It’s National Coming Out Day, the only holiday I can think of that celebrates sex without actually sexualizing individuals.
Unlike most people, I never had a proper coming out story. I knew I was gay by the time kids were talking about sex, so there wasn’t really much a period where I felt the need to hide my orientation. I was bullied for a short while before realizing it myself, but due to moving frequently I never had to redefine myself by coming out. With family there was never a cathartic “Guys, I’m gay,” just a quiet understanding born from repeated, careless failures to clear browser history. The closest experience I’ve had to coming out is recently acknowledging my pup side, and that is definitely not a fair parallel to draw.
I’m a gay, poly-minded man who’s a bondage freak, gear enthusiast, sadist, and pup. The greatest source of privilege I have does not stem from my race or my gender, but the overwhelming warmth and acceptance I have chanced into, continually, in finding people who do not judge me for those aspects of my identity. I cannot fathom what it would be like to live without that warmth - lacking the support to do something as simple as being yourself - so I surely lack understanding of the struggles encountered by those not yet out.
It takes strength to be yourself in a culture that celebrates conformity, a strength I try to instill in every person I meet by showing them their aberrance is not only acceptable but should be celebrated. Coming out isn’t just about sexual orientation: it’s about unapologetically being your whole self, whatever that might be. The more of yourself you allow to be seen, the more you find people in dire need of validation that will allow them to stop suppressing parts of themselves. The more you open up, the more you find out there are people who feel just like you. For every person willing to be a new data point in the examples that lead to bias, the more difficult it becomes to believe a stereotype and the less likely people are to see stigma in labels. The less afraid of labels people are, the more intuitively they understand that attributing stigma to a label is inherently flawed and wrong.
I would never judge or demean someone who is unable to come out or isn’t yet ready to, but it is important to remember that there is more to this equation than controlling one’s own image. The more reluctant you are to share something about yourself, the greater the need is for you to do just that. If we can’t show people we’re comfortable with ourselves, how can we expect them to be comfortable with us?
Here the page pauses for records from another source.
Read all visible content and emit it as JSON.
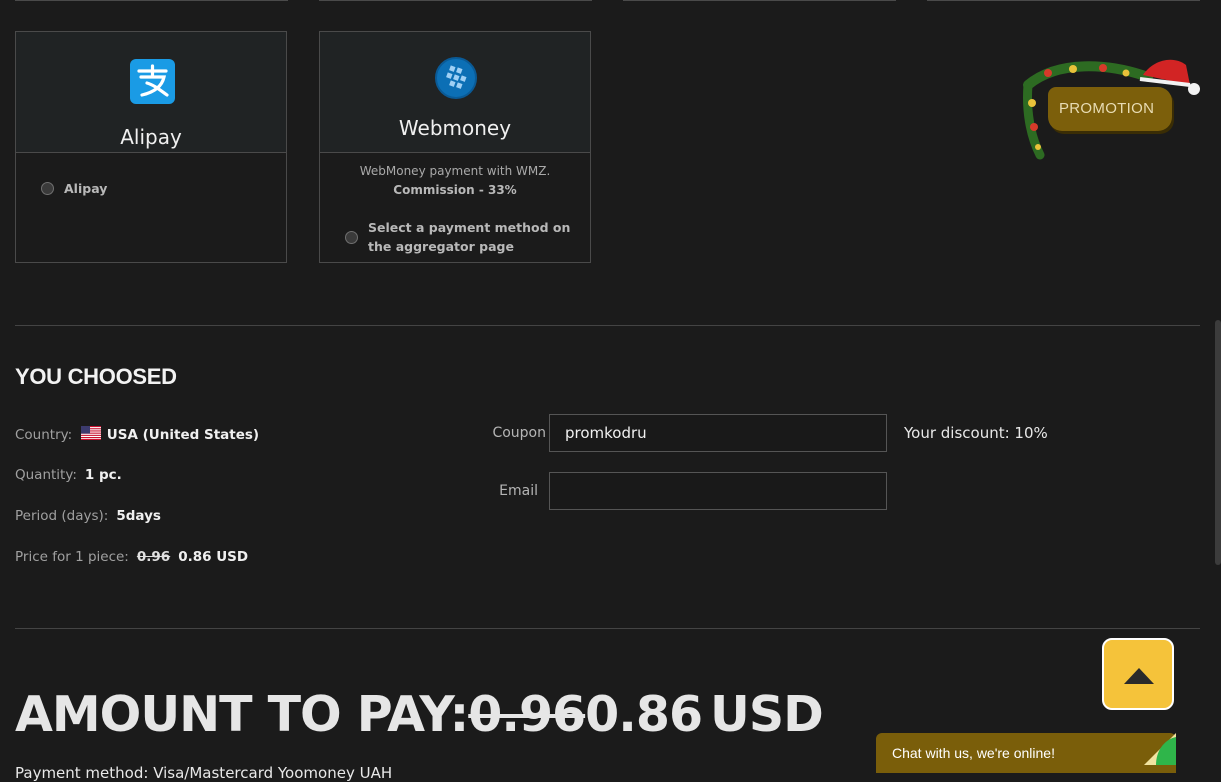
{
  "payment_methods": [
    {
      "title": "Alipay",
      "icon": "alipay-icon",
      "option_label": "Alipay"
    },
    {
      "title": "Webmoney",
      "icon": "webmoney-icon",
      "description": "WebMoney payment with WMZ.",
      "commission": "Commission - 33%",
      "option_label_line1": "Select a payment method on",
      "option_label_line2": "the aggregator page"
    }
  ],
  "promotion": {
    "label": "PROMOTION"
  },
  "summary": {
    "title": "YOU CHOOSED",
    "country_label": "Country:",
    "country_value": "USA (United States)",
    "quantity_label": "Quantity:",
    "quantity_value": "1 pc.",
    "period_label": "Period (days):",
    "period_value": "5days",
    "price_label": "Price for 1 piece:",
    "price_old": "0.96",
    "price_new": "0.86 USD"
  },
  "form": {
    "coupon_label": "Coupon",
    "coupon_value": "promkodru",
    "email_label": "Email",
    "email_value": "",
    "discount_text": "Your discount: 10%"
  },
  "amount": {
    "prefix": "AMOUNT TO PAY:",
    "old": "0.96",
    "new": "0.86",
    "currency": "USD"
  },
  "payment_line": {
    "label": "Payment method:",
    "value": "Visa/Mastercard Yoomoney UAH"
  },
  "chat": {
    "label": "Chat with us, we're online!"
  },
  "colors": {
    "background": "#1b1b1b",
    "accent_gold": "#f5c33a",
    "promo_brown": "#7c5f0b",
    "alipay_blue": "#1a9be5",
    "webmoney_blue": "#0c6fb5"
  }
}
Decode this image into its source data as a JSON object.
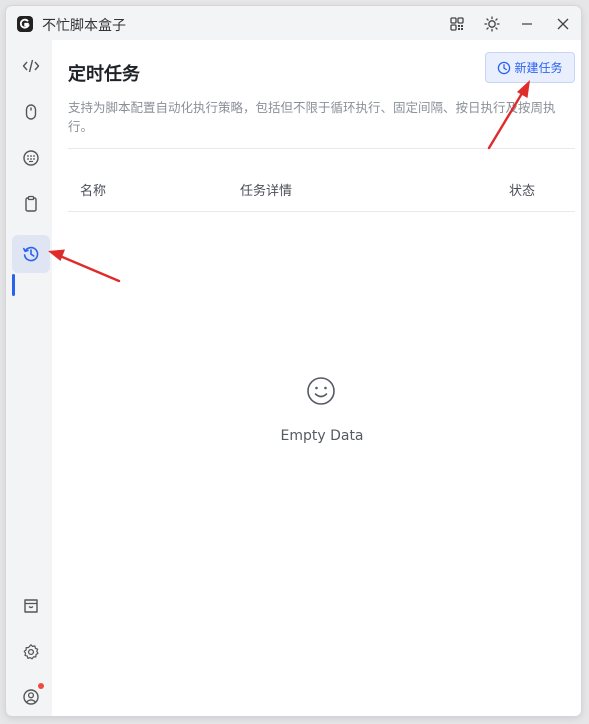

That being said, if there’s something that you have trouble admitting, today is the best possible opportunity to make it public. Come on in: the water’s fine and you’re fucking amazing! And no, I won't apologize for the mixed metaphor.